*What the task asks*: Would you give the number of lines below in which the string "handle" appears? Nothing else is needed.

*** Begin section ***

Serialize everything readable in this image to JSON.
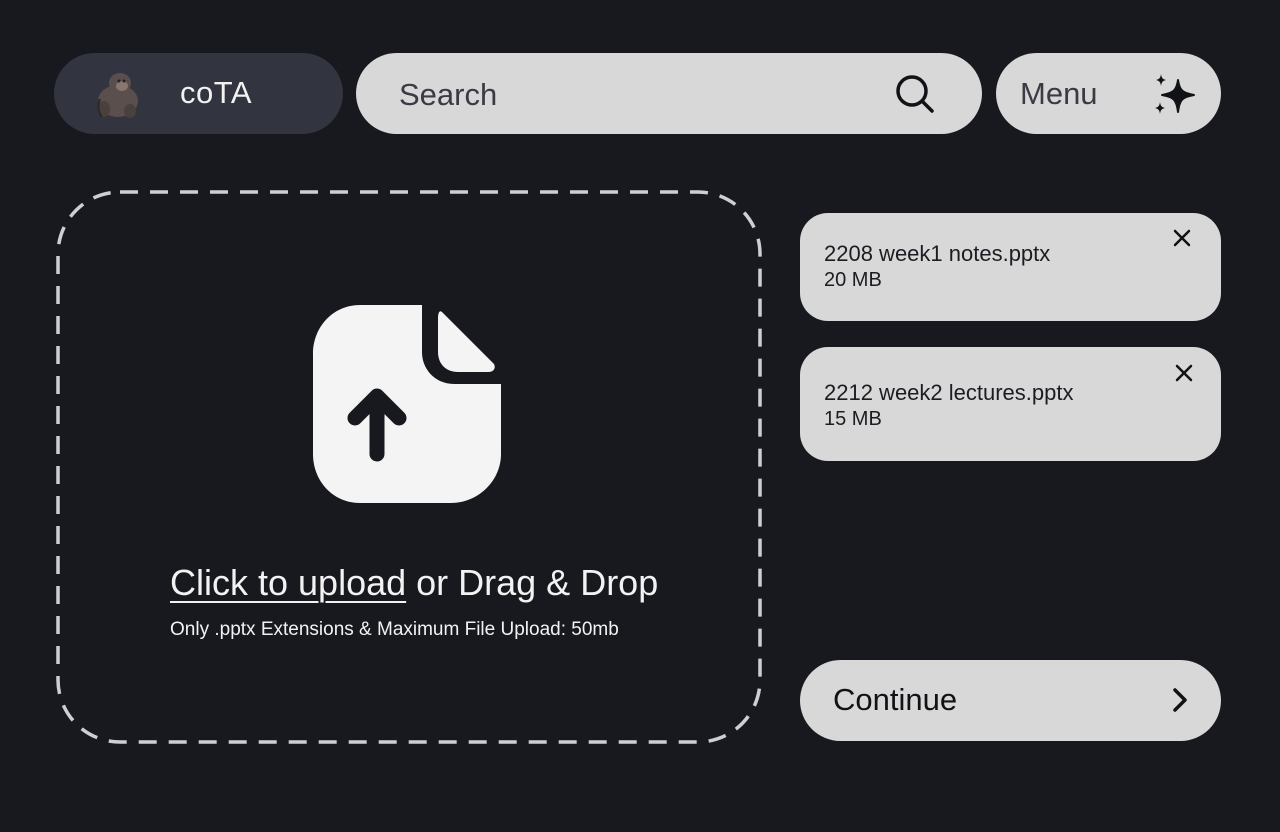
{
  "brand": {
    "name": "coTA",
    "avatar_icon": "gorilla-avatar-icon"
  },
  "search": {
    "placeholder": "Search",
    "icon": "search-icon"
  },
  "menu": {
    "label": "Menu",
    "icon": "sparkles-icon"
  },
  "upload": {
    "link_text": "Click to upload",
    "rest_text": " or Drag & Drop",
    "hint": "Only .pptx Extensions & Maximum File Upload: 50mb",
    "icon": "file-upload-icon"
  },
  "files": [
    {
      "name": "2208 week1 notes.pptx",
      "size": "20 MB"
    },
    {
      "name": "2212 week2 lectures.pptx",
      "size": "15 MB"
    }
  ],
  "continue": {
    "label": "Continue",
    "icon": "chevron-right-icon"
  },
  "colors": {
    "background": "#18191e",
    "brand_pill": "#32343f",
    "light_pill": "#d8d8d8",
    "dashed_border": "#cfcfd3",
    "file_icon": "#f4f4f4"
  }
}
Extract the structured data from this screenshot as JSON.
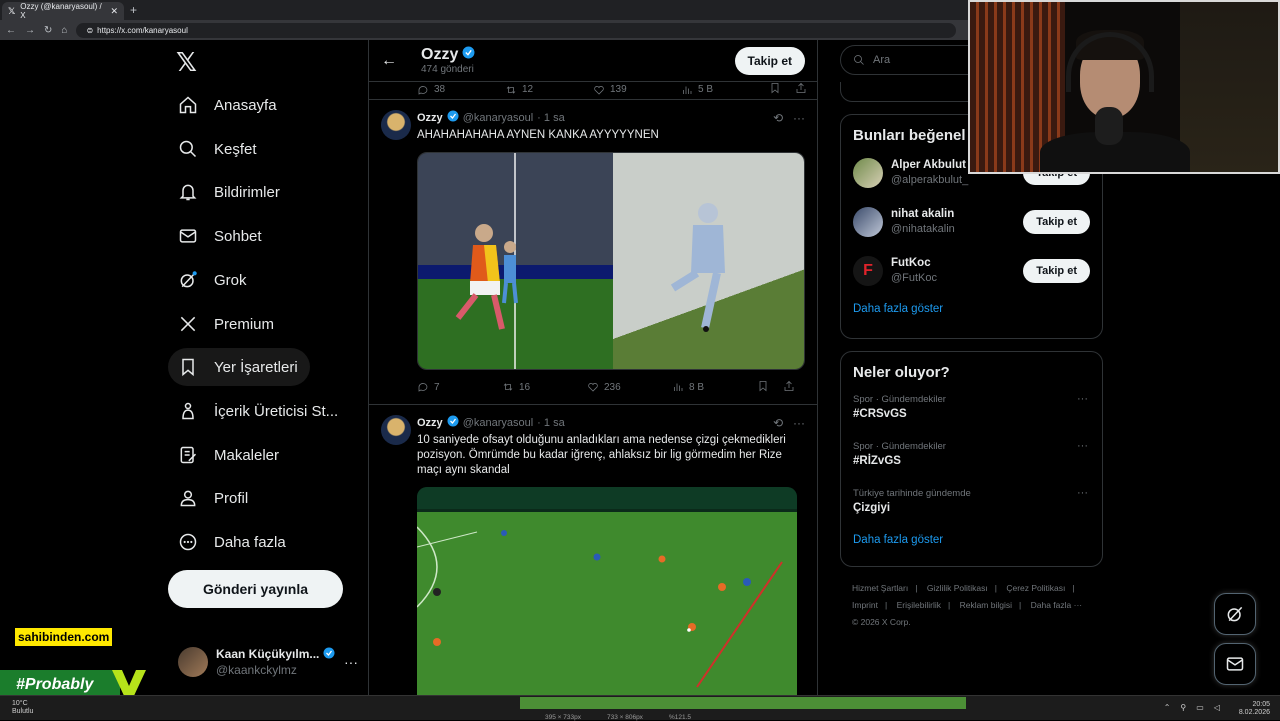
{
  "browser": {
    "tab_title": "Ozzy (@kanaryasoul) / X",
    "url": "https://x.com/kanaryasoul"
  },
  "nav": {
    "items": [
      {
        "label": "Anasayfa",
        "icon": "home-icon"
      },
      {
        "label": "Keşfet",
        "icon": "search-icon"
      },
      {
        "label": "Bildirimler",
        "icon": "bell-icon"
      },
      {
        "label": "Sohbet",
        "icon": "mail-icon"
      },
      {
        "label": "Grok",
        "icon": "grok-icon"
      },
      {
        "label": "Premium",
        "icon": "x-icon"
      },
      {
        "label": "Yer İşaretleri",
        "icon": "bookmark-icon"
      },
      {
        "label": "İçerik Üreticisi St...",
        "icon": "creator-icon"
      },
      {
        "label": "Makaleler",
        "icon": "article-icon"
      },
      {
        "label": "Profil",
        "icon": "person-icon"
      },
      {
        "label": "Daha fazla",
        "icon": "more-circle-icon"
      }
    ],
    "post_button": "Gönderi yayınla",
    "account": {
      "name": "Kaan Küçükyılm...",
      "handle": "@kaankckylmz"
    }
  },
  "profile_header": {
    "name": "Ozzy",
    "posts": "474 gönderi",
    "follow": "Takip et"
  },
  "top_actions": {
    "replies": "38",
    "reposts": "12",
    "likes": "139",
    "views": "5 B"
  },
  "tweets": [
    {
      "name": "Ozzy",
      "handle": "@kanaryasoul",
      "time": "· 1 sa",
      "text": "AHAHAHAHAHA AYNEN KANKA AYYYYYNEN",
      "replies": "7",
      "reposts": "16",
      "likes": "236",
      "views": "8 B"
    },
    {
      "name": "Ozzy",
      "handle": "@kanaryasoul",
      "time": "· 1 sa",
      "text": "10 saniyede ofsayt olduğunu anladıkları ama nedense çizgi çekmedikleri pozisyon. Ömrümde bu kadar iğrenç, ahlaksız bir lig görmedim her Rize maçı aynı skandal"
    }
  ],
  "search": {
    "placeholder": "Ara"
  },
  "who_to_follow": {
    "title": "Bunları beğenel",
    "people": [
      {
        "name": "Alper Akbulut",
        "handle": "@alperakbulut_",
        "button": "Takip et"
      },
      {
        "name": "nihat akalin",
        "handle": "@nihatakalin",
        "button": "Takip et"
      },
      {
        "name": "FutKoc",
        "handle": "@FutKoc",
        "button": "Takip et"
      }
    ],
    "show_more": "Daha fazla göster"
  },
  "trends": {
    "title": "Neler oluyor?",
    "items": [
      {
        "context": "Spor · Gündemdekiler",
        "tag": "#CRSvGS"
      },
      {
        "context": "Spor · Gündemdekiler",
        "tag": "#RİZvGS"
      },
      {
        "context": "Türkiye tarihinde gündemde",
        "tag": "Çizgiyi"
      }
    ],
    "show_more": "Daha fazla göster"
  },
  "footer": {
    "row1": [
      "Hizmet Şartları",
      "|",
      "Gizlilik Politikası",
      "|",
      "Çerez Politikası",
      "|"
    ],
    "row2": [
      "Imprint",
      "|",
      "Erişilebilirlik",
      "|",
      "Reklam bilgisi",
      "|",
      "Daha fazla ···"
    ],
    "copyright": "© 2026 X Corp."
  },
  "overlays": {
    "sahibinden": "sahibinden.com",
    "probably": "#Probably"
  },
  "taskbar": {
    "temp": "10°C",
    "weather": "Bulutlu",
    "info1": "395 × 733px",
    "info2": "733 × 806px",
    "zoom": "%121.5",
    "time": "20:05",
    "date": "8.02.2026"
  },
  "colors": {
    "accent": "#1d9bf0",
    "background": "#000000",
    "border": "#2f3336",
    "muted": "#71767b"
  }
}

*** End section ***

*The completed task*: 6